Along scenic US-64 was a clay and sandstone spire resembling a factory chimney, rooted in Nebraska's North Platte Valley. Chimney Rock was the most famous landmark on the Oregon, California and Mormon Trails during the great migration West. It was a comfort to million weary travelers/pioneers to see this landmark, like a beacon, letting them know that they were on the right path trudging westward across the continent. Early travelers also knew that Chimney Rock marked the end of the prairies and the beginning of treacherous mountain range and steep canyons lay ahead.
Chimney Rock rose almost 500 feet above the south bank of the North Platte River. Starting as a cone-shaped mound, it became a narrow 150-foot column after being striked by lightening, and erosion from wind and rain.
I read on a website that the native American had a different name for Chimney Rock. They did not have chimney back then, so the appropriate name for such rock formation was given a name as a "private part" of a male elk. (No comment about this bit of information, please. This is a clean, family, PG-13 blog.)
Wednesday, September 21, 2011
Built in a dusty field outside of Alliance, Nebraska, Carhenge was created by a farmer named Jim Reinders, as a memorial to his father. According to the brochure, "Carhenge is a replica of Stonehenge, England's ancient alignment of stones that chart the phases of the sun and the moon. Carhenge was created from vintage automobiles, the dimensions of the Carhenge replicate Stonehenge."
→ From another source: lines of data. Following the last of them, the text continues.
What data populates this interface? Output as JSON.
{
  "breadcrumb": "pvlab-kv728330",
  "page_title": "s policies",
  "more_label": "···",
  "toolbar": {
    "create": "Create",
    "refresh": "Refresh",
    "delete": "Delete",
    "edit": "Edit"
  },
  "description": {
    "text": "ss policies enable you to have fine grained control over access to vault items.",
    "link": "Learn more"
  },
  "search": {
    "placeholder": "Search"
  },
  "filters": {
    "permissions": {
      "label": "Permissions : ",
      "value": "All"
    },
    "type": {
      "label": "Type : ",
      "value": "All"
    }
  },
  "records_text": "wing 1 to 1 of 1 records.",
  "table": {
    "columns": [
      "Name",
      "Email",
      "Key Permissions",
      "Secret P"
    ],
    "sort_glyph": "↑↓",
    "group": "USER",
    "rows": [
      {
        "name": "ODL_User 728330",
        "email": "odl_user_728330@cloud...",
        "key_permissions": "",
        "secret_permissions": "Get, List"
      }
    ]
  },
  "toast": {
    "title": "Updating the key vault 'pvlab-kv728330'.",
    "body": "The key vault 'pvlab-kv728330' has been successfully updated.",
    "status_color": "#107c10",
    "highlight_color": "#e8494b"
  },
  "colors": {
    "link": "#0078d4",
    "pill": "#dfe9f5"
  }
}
Instead of the mysterious circle of rock slabs, "The cars are primarily from the 1950's and 1960's. They are planted trunk down and rise 15 to 17 feet. The cars are approximately 7 feet wide; the same size as the standing stones of Stonehenge."
All 38 of the major stones at Stonehenge are cleverly represented at Carhenge. Also on the site is the Car Art Reserve, which features a number of sculpture pieces (below photos - can you find Benjamin?) made entirely of cars and/or car parts.
Visit www.carhenge.com for more information.
Tuesday, September 20, 2011
Sunday, September 4th - We were at Heartland Museum of Military Vehicles for almost 2 hours. My father-in-law served in World War II and being an engineer/mechanically handy man, my husband paid extra attention to the machines on display. CP was pleasantly surprised to find the M16 Half Track. He remembered that his Dad told him that it was the vehicle Pa drove during the war.
There are tanks and helicopters outside the museum. Inside the large building, there are over 60 restored vehicles, both combat machines and support units. Military decorations, clothing and flags were also on displayed. The museum was created to honor Veterans for their services and sacrifices as well as to provide educational lessons about the weapons of wars. Visit www.heartlandmuseum.com for more information.
On the north side of the museum, off I-80, was the display of the Fall of Saigon. The display includes a helicopter up on a building, ready to take off while the people frantically were trying to climb up the ladder to the helitopter. The black plate steel silhouettes were supposed to be the Vietnamese who worked for the Southern government and knew that they had to get out of the country before the Communist took over Saigon. Many of these people, mostly soldiers and personnel working for the U.S. agencies, were left behind and spent years in prison or some simply disappeared and their families never knew what happened to them.